I find words like artist and words in general inhibiting. I hate labels… they seem to close off rather than open up. However I got tired of trying to explain to people what I do as I am a theatre maker but not an actor, I am a deviser but not a director as such …. I am a maker but there is no physical material evidence. I am an artist and I needed to take that on board for the sake of others as much myself.
There is a frippery or a flimsiness that some people attach to artists or creative practice. It is to many non-essential, self indulgent practice and unworthy of any real investment. I’ve witnessed community art projects that both bring people together but seem to stifle any real creativity. I like the idea of art by fucking great artists being out there in the community… in buildings that are not museums or galleries. Real places and I love the way art in it’s broadest sense best affects people when they least expect it or do not even consider it art. The High Street is a mighty playground… urban space offer something other than the elitist mausoleums we seem to establish and give unnecessary divinity to.
Anyway… keeping thinking and speaking and writing and searching for the meaning of it all. The answers may be elusive but the journey is the true enlightening experience.
Gareth” – SMASH IT UP!
I was moved and thankful by the amount of thought that Gareth had put into his reply. It highlights for me the frustrations that artists feel when presenting their work to the public. I also find it frustrating when people joke about the uselessness of art and artists. I think patience is the key here. Open your practice and process to the world. It also highlights the importance of allowing yourself to be labeled in a manner of speaking, as long as it is on your own terms. People need labels sometimes, particularly when applying for funding from organisations that have tick boxes to be ticked and forms to be filled in. The line I gravitate towards the most is the last one:
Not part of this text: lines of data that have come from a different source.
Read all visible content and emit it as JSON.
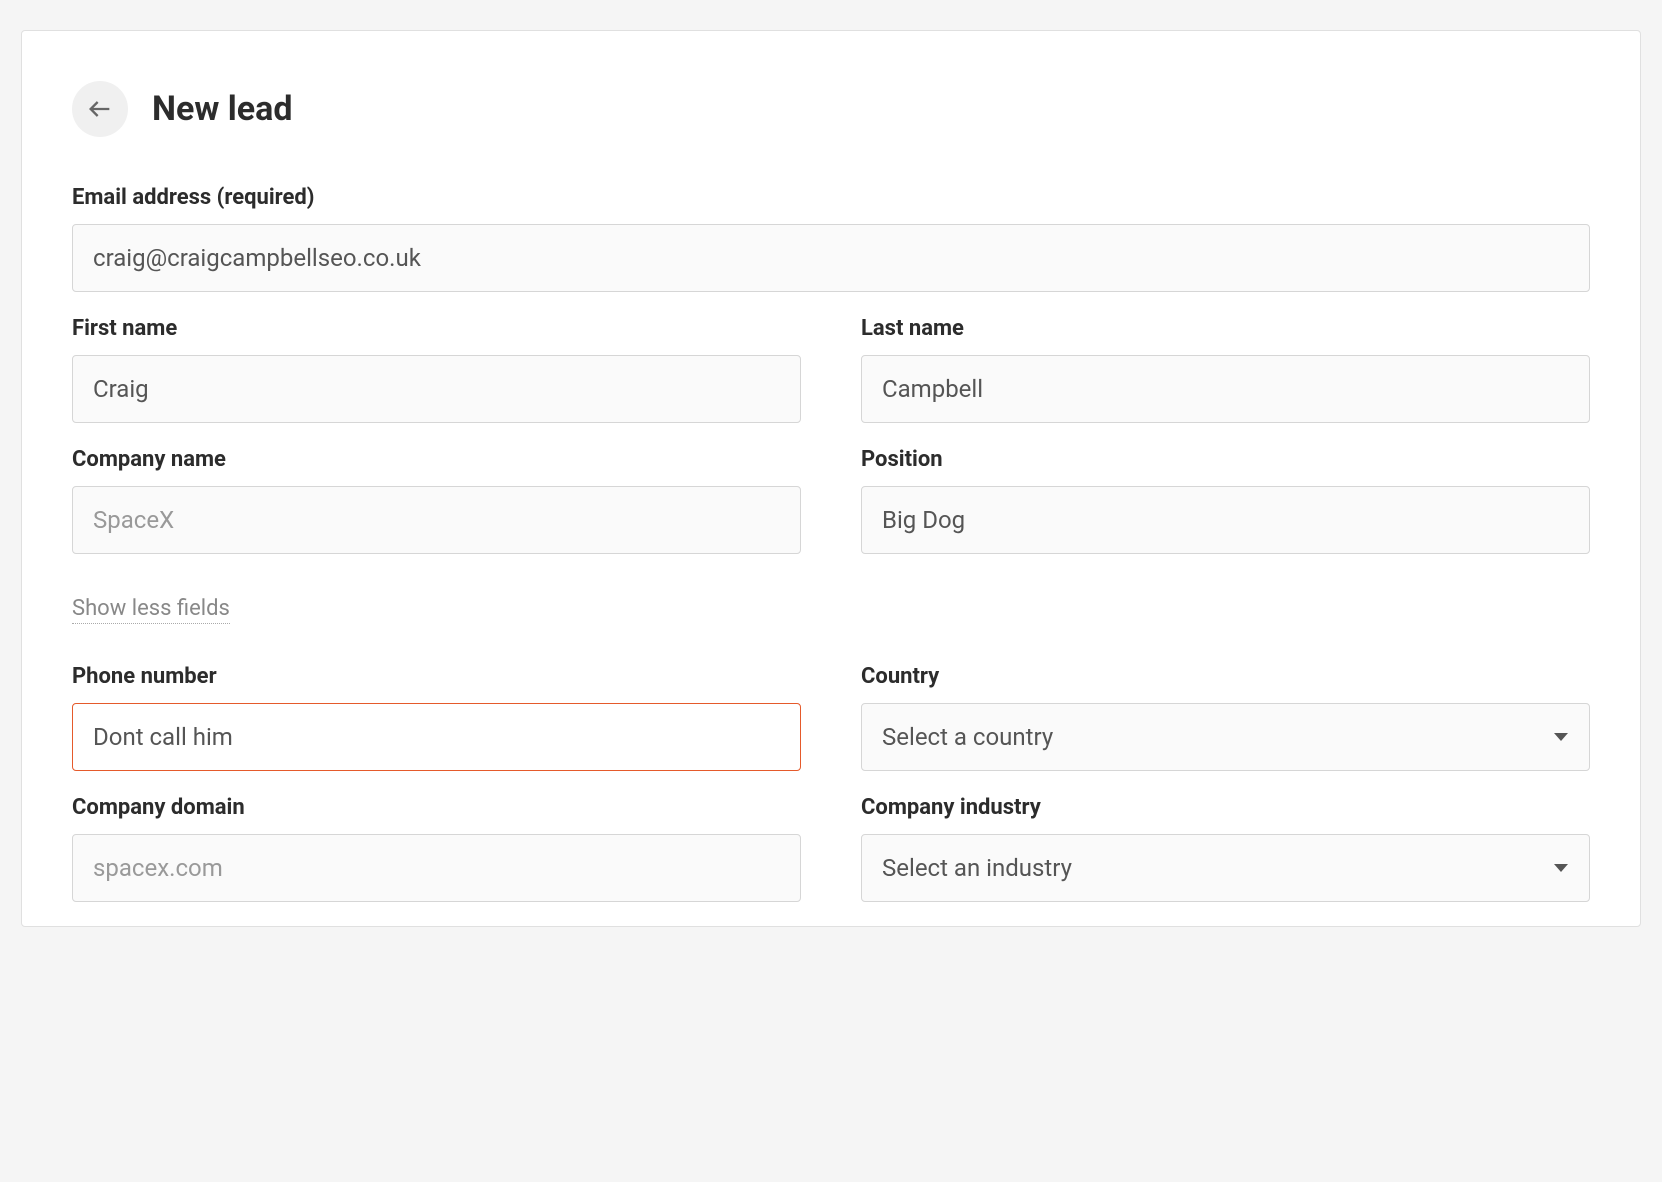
{
  "header": {
    "title": "New lead"
  },
  "form": {
    "email": {
      "label": "Email address (required)",
      "value": "craig@craigcampbellseo.co.uk"
    },
    "first_name": {
      "label": "First name",
      "value": "Craig"
    },
    "last_name": {
      "label": "Last name",
      "value": "Campbell"
    },
    "company_name": {
      "label": "Company name",
      "placeholder": "SpaceX",
      "value": ""
    },
    "position": {
      "label": "Position",
      "value": "Big Dog"
    },
    "toggle_fields": "Show less fields",
    "phone": {
      "label": "Phone number",
      "value": "Dont call him"
    },
    "country": {
      "label": "Country",
      "placeholder": "Select a country"
    },
    "company_domain": {
      "label": "Company domain",
      "placeholder": "spacex.com",
      "value": ""
    },
    "company_industry": {
      "label": "Company industry",
      "placeholder": "Select an industry"
    }
  }
}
“The answers may be elusive but the journey is the true enlightening experience.”
Thank you Gareth Clark and all the crew from Smash It Up!
Find out more at: http://www.chapter.org/mr-and-mrs-clark-smash-it